A Detailed Breakdown
|Symptoms||Recognizing the signs of depression in men|
|Conversation||Tips for initiating a conversation about depression|
|Finding Support||Ways to help find professional help|
|Continuing Therapy||Strategies to support the individual in attending therapy|
|Self-Care||Guidance on establishing boundaries and practicing self-care|
|Learning About Depression||Methods to educate oneself about depression|
|Practical Help||Offering assistance with everyday tasks|
Supporting a man with depression requires patience, understanding, and a commitment to their well-being. By recognizing the symptoms, engaging in open conversations, providing practical help, and maintaining your own self-care, you can make a significant difference in their journey towards recovery. Remember, you are not alone, and seeking support from professionals and your own support network is crucial. Together, we can navigate through the challenges and offer the support needed. If you found this guide helpful, feel free to explore more articles on related topics.
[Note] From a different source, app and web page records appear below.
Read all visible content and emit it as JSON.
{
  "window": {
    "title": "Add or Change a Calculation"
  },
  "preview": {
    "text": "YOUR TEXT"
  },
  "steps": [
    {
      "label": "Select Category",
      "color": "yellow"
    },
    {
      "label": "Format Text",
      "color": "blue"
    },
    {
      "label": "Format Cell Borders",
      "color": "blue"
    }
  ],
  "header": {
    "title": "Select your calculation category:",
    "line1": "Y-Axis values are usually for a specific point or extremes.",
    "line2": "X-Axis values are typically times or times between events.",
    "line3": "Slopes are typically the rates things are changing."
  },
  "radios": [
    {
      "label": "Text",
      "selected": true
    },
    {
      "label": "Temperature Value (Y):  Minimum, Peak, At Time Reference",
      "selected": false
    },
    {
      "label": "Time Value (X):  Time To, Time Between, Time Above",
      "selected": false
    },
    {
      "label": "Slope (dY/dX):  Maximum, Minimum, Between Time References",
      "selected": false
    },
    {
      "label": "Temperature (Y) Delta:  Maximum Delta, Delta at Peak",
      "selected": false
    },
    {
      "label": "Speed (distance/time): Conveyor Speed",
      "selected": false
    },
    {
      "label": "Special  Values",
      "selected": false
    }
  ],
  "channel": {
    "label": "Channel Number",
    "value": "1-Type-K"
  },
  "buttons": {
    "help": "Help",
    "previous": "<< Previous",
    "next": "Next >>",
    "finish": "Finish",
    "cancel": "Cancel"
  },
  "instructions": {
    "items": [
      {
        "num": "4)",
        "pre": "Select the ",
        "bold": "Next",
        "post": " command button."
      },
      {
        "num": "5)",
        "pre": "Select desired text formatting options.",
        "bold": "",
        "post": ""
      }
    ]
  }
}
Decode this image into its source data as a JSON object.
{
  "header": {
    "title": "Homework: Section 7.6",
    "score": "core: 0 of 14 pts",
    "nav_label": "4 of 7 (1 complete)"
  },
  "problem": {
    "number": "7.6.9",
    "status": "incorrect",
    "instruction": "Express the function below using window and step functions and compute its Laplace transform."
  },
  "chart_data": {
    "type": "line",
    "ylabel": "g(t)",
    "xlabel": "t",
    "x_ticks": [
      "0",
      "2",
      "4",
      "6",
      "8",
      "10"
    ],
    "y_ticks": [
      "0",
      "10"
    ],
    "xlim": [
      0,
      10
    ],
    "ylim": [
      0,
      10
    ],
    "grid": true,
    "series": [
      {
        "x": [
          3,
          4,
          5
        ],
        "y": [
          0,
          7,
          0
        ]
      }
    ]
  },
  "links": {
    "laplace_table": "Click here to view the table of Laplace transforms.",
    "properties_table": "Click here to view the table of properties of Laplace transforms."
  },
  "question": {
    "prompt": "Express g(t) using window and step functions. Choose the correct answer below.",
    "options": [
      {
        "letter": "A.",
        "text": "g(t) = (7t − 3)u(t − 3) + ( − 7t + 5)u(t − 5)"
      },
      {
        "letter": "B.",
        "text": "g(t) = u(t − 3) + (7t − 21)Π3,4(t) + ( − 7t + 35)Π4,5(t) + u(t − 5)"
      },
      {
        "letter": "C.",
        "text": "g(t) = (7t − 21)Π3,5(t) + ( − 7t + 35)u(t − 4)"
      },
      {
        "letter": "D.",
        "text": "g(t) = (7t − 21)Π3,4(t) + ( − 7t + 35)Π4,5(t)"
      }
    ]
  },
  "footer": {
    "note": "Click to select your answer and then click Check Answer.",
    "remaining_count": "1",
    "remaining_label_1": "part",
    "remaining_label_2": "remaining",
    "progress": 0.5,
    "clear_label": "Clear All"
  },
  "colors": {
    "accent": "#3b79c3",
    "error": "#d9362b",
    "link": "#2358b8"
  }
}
You have what it takes to make a positive impact!
External Links and Sources:
- National Institute of Mental Health – Depression: https://www.nimh.nih.gov/health/topics/depression/
- American Psychological Association – Help Center: https://www.apa.org/helpcenter/